Our first impressions of Durban have been positive ones. The marina is rather old and needs some attention, but it’s got character. As always, visitors are berthed wherever possible and our berth happens to be near the end of a very, very long pier which requires pre-planning when scheduling the morning bathroom run. Interestingly, the marina itself does not offer any shore side amenities. Hot showers and toilets, a club house, wifi, restaurants, bar, etc. are all offered by the friendly Point Yacht Club which is adjacent to the marina office. We received two weeks free membership at the PYC and can use all their facilities and then there’s a small weekly fee per person after that.
Just across the way is the Royal Natal Yacht Club which has a large clubhouse and restaurant … and free wifi. Established in 1858, it’s the oldest yacht club in Africa and the fifth oldest in the southern hemisphere. It’s yesteryear classy, like a lodge in the Catskills, and the restaurant is more upscale.
Portugese explorer, Vasco de Gama sighted Durban’s natural harbor on Christmas Eve 1497 and named it Rio de Natal (Christmas River). When the British colonized the area in 1835, they renamed it in honor of the governor, Sir Benjamin d’Urban. The Zulu call this area eThekwini, from “itheku”, meaning bay or lagoon – a reference to the harbor and the lagoon formed where the Umsundusi River meets the Indian Ocean. In 1898, the Portugese sent Durban a gift of a Victorian baroque style pavilion to commemorate the 400th anniversary of de Gama’s discovery. We walked by it on the Victoria Embankment and probably would have missed it altogether had I not been on the lookout for it.

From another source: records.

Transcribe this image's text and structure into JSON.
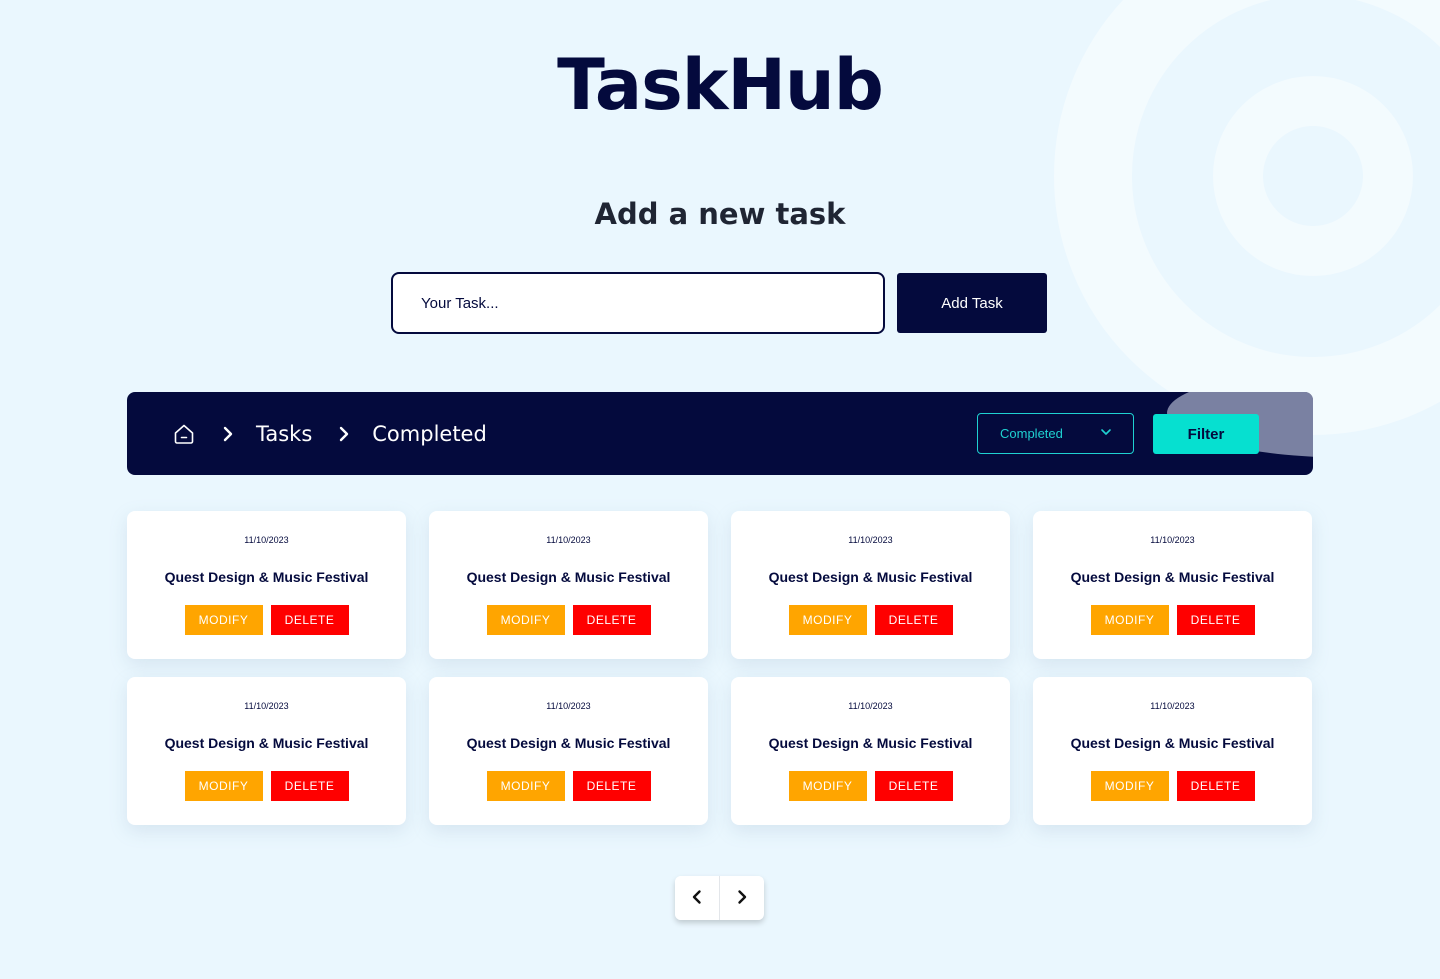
{
  "app": {
    "title": "TaskHub"
  },
  "form": {
    "heading": "Add a new task",
    "input_placeholder": "Your Task...",
    "add_label": "Add Task"
  },
  "toolbar": {
    "breadcrumb": [
      {
        "icon": "home-icon"
      },
      {
        "label": "Tasks"
      },
      {
        "label": "Completed"
      }
    ],
    "filter_select": {
      "selected": "Completed"
    },
    "filter_label": "Filter"
  },
  "tasks": [
    {
      "date": "11/10/2023",
      "title": "Quest Design & Music Festival",
      "modify": "MODIFY",
      "delete": "DELETE"
    },
    {
      "date": "11/10/2023",
      "title": "Quest Design & Music Festival",
      "modify": "MODIFY",
      "delete": "DELETE"
    },
    {
      "date": "11/10/2023",
      "title": "Quest Design & Music Festival",
      "modify": "MODIFY",
      "delete": "DELETE"
    },
    {
      "date": "11/10/2023",
      "title": "Quest Design & Music Festival",
      "modify": "MODIFY",
      "delete": "DELETE"
    },
    {
      "date": "11/10/2023",
      "title": "Quest Design & Music Festival",
      "modify": "MODIFY",
      "delete": "DELETE"
    },
    {
      "date": "11/10/2023",
      "title": "Quest Design & Music Festival",
      "modify": "MODIFY",
      "delete": "DELETE"
    },
    {
      "date": "11/10/2023",
      "title": "Quest Design & Music Festival",
      "modify": "MODIFY",
      "delete": "DELETE"
    },
    {
      "date": "11/10/2023",
      "title": "Quest Design & Music Festival",
      "modify": "MODIFY",
      "delete": "DELETE"
    }
  ],
  "pagination": {
    "prev_icon": "chevron-left-icon",
    "next_icon": "chevron-right-icon"
  },
  "colors": {
    "background": "#eaf7fe",
    "navy": "#040a3d",
    "accent_cyan": "#06e0d0",
    "modify": "#ffa500",
    "delete": "#ff0000"
  }
}
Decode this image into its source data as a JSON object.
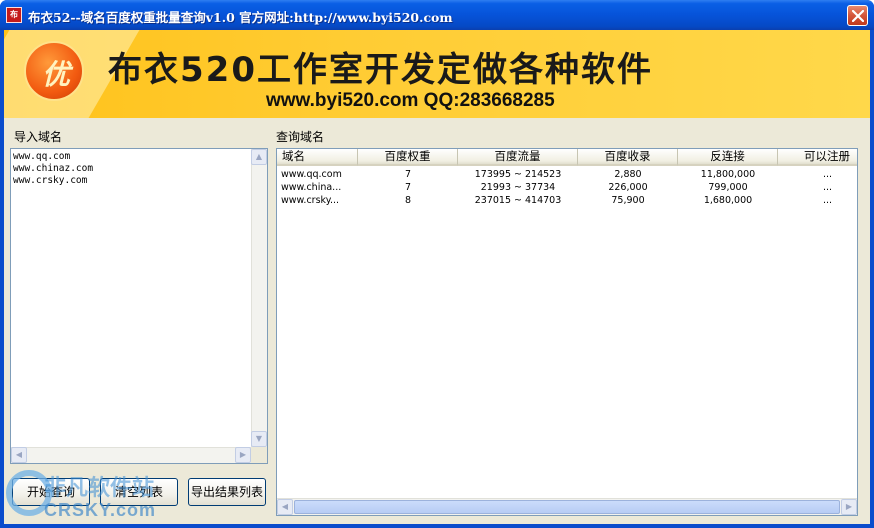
{
  "window": {
    "title": "布衣52--域名百度权重批量查询v1.0  官方网址:http://www.byi520.com",
    "icon": "app-icon"
  },
  "banner": {
    "badge": "优",
    "title": "布衣520工作室开发定做各种软件",
    "subtitle": "www.byi520.com QQ:283668285"
  },
  "import": {
    "label": "导入域名",
    "lines": [
      "www.qq.com",
      "www.chinaz.com",
      "www.crsky.com"
    ]
  },
  "buttons": {
    "start": "开始查询",
    "clear": "清空列表",
    "export": "导出结果列表"
  },
  "results": {
    "label": "查询域名",
    "columns": [
      "域名",
      "百度权重",
      "百度流量",
      "百度收录",
      "反连接",
      "可以注册"
    ],
    "rows": [
      [
        "www.qq.com",
        "7",
        "173995 ~ 214523",
        "2,880",
        "11,800,000",
        "..."
      ],
      [
        "www.china...",
        "7",
        "21993 ~ 37734",
        "226,000",
        "799,000",
        "..."
      ],
      [
        "www.crsky...",
        "8",
        "237015 ~ 414703",
        "75,900",
        "1,680,000",
        "..."
      ]
    ]
  },
  "watermark": {
    "line1": "非凡软件站",
    "line2": "CRSKY.com"
  },
  "colors": {
    "titlebar": "#0653d9",
    "banner": "#ffcc33",
    "face": "#ece9d8"
  }
}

Durban is South Africa’s third largest city, located in the province of Kwa-Zulu Natal (cool name, huh?). Its Port Natal is the busiest container port in Africa and considered one of the top 10 busiest container ports in the world. Based on the ship traffic we saw on our early morning approach, that’s easy to believe. The city itself is a hustling, bustling city of 3.5 million, with lots of traffic, both vehicular and human. The streets are crowded. Shops are busy. Hawkers, street vendors and buskers all compete for attention. We were entertained by some Zulu street dancers on our way to finding a new mobile phone.
We’re enthralled by the way women carry big parcels on their heads. They walk along casually chatting with huge bundles balanced on their heads. It’s obviously an acquired skill, but they make it look so easy.
We’re told that street crime is high here. Locals have all advised us to be particularly careful. Muggings, pickpocketing, and petty theft are common, so we’re a bit leery of straying too far afield. Truth be told, I haven’t ventured out by myself without David. But, as always in any urban environment, common sense is a must. There’s exploring to do … we’ll do it cautiously!